Called Ke-Se and issa’ees during the ancient period of Iranian history, it was renamed to Farafiz and Yazdan Gerd during the reign of the Sassanian king Yazdgerd I (399-421 AD). The name comes from yazdan and izad denoting “holiness” and “blessedness” According to some historical documents the history of Yazd goes back to the time of Alexander the Great, or one millennium before the emergence of Islam. It was conquered by the Arabs in 642, and subsequently become an important station on the caravan routes to central Asia and India. Exporting its silks textiles and carpets far and wide.


Panorama of Yazd


Alley Parish Fahadan


Lariha Old House


Old temple - Zoroastrian cellar


Reservoir Vazir Complex


Daraei Textile Prevalent Olden Yazd


Abdollah Village - Around Yazd

Sights to See

  • Atashkadeh
    The most important Zoroastrian fire temple Atashkadeh (located on a hill in a small garden). The sacred flame behind a glass visible from the small museum inside has, according to the Zoroastrian elder in attendance here, been burning since about 470 AD and was transferred from its original site in 1940.


  • City Walls
    These walls were begun, it is said, in 1119 and rebuilt and extended during the 14th century. In places, they were 15 meters high, being nicely decorated with ornamental devises such as those employed on unglazed pottery.


  • Bazaar
    The 12 historic bazaars of Yazd are worth a visit. The most important bazaar here are: bazaar-e Khan; Goldsmiths Bazaar; and Panjeh Ali Bazaar. The many bazaars here are probably the best places in Iran to buy silk fabric, cashmere, brocades and cloth (taffeta and yazdi shawl) all with beautiful local designs, motifs, and colors, the products which brought the town its prosperity.


  • Amir Chakhmaq mosque
    Fourteenth-century AD masjid-e Amir Chakhmaq or masjid-e Jom’eh’ (an exact contemporary of the masjid-e Jam’e) next to the bazaar portal, Famous for its superb portal ornamented with stucco, and the traditional four-ivan structure on an originally, it was called masjid-e Now (New Mosque).



  • Jam’e Mosque
    Masjid-e Jam’e, also known as the Friday Mosque, like to many important mosques, was the focus of a complex of buildings of various periods and styles in various states of conservation.
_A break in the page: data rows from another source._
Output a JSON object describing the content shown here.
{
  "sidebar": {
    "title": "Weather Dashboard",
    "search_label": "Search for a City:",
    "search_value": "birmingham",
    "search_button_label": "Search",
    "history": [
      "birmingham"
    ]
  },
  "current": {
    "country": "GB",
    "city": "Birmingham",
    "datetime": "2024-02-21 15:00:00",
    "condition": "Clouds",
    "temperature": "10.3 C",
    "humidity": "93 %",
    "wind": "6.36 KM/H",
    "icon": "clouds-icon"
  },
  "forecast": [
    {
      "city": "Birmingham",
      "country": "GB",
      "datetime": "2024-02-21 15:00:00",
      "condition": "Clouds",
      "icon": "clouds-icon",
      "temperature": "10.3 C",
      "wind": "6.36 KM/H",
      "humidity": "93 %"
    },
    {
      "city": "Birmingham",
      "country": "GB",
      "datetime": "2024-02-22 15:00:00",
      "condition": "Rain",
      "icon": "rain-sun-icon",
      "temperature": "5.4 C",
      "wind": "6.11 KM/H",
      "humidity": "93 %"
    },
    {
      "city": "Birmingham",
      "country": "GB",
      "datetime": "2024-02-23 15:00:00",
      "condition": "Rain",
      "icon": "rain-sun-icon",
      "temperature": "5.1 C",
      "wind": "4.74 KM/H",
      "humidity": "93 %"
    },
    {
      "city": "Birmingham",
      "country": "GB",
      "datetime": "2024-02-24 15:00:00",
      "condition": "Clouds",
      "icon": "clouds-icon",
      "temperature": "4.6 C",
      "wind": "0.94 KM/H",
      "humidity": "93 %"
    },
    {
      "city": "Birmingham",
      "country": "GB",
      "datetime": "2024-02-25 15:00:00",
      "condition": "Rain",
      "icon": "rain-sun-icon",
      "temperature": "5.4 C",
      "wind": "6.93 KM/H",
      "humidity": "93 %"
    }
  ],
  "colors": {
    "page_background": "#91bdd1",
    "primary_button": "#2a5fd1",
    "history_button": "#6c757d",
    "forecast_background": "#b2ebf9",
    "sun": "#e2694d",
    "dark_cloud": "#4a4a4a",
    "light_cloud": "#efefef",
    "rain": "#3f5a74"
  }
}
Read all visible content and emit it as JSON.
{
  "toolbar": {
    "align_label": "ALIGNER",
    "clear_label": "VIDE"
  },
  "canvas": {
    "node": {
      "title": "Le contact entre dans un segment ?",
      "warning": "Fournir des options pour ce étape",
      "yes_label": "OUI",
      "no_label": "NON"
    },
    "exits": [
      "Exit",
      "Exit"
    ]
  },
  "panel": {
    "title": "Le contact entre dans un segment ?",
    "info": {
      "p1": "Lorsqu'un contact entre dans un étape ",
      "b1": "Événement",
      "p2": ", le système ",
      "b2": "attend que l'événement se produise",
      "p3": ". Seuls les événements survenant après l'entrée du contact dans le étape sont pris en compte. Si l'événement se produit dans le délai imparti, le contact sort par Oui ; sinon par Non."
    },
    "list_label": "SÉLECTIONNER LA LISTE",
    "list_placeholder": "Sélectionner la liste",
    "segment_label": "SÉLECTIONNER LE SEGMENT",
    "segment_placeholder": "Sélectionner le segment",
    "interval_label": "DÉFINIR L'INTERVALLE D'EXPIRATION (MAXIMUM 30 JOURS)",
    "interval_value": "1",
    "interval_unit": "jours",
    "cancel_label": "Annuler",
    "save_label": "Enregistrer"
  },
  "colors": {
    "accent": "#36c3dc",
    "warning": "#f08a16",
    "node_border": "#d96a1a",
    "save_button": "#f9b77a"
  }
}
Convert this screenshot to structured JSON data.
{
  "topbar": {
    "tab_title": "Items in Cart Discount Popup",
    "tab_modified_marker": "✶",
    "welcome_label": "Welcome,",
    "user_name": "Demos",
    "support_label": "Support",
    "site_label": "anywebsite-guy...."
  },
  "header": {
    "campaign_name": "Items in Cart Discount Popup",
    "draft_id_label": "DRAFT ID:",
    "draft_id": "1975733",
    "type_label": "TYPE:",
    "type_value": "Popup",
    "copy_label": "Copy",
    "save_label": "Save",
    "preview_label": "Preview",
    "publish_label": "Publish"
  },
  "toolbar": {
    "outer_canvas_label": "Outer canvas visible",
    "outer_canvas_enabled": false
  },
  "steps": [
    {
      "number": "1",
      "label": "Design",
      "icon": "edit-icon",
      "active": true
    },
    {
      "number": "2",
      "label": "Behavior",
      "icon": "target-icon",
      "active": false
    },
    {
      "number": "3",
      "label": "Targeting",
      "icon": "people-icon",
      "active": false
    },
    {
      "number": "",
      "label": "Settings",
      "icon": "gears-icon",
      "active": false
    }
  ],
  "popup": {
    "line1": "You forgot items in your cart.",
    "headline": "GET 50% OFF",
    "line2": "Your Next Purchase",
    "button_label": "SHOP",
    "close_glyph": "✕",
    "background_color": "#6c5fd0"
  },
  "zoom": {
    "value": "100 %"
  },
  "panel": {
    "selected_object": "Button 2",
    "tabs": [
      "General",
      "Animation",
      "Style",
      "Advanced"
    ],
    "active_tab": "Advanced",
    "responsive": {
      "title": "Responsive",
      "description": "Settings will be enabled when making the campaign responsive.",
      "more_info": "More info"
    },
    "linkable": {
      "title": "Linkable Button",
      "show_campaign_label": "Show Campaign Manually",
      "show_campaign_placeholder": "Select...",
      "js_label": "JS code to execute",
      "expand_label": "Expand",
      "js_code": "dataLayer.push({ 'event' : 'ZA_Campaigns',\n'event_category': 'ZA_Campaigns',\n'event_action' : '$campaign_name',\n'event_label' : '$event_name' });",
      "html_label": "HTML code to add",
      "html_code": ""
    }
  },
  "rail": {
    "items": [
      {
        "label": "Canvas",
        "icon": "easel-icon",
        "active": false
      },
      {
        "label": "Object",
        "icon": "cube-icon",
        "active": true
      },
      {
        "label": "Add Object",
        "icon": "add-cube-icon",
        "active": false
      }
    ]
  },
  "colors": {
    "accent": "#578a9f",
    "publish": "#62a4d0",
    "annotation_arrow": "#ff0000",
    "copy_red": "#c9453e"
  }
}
The site of Sassanian fire temple, its major features, however, were begun in 1324 and continuously developed for forty years.



  • Twelve Imams Shrine
    The splendid early 12th century Shrine of the twelve Imam (maghbare-ye davazdah Imam), properly described as a funerary mosque.


  • Mausoleum of Seyed Rokn od-Din
    This Boqeh (mausoleum) belongs to the 14th century AD and consists of a portal, a fine cupola covered with enameled tiles, and an inscription in Kuffic calligraphy.


  • Treasure of mirrors and lighting Museum
    The Mirror-Palace Archaeological complex, whit a built-up area of 837 square meters, stands in a beautiful garden and was previously used as the private guest house of a local well-to-do owner.



  • Bagh-e Dowlat Historic complex
    This is a complex built according to the original Iranian architectural style and consists of a large garden and some buildings. Being watered by qanat, until residence of the provincial governor.
    The most impressive part of the complex is a 33-meter high bad-gir (wind tower) on the roof and water stream in the interior.



  • Towers of silence
    These are tree impressive buildings remaining from several other similar structures on hilltops outside and in the immediate vicinity of the town (about 15 km to the south-west) where the bodies of the dead Zoroastrians would be brought to the foot of the tower so that a ritual ceremony could be held in presence of the relatives and friends of the deceased.


  • Chak Chak
    This important Zoroastrian fire-temple is on a hill 52km to the northeast of Yazd. It attracts thousands of pilgrims for an annual festival which lasts for ten days from the beginning of the third month after Now Ruz.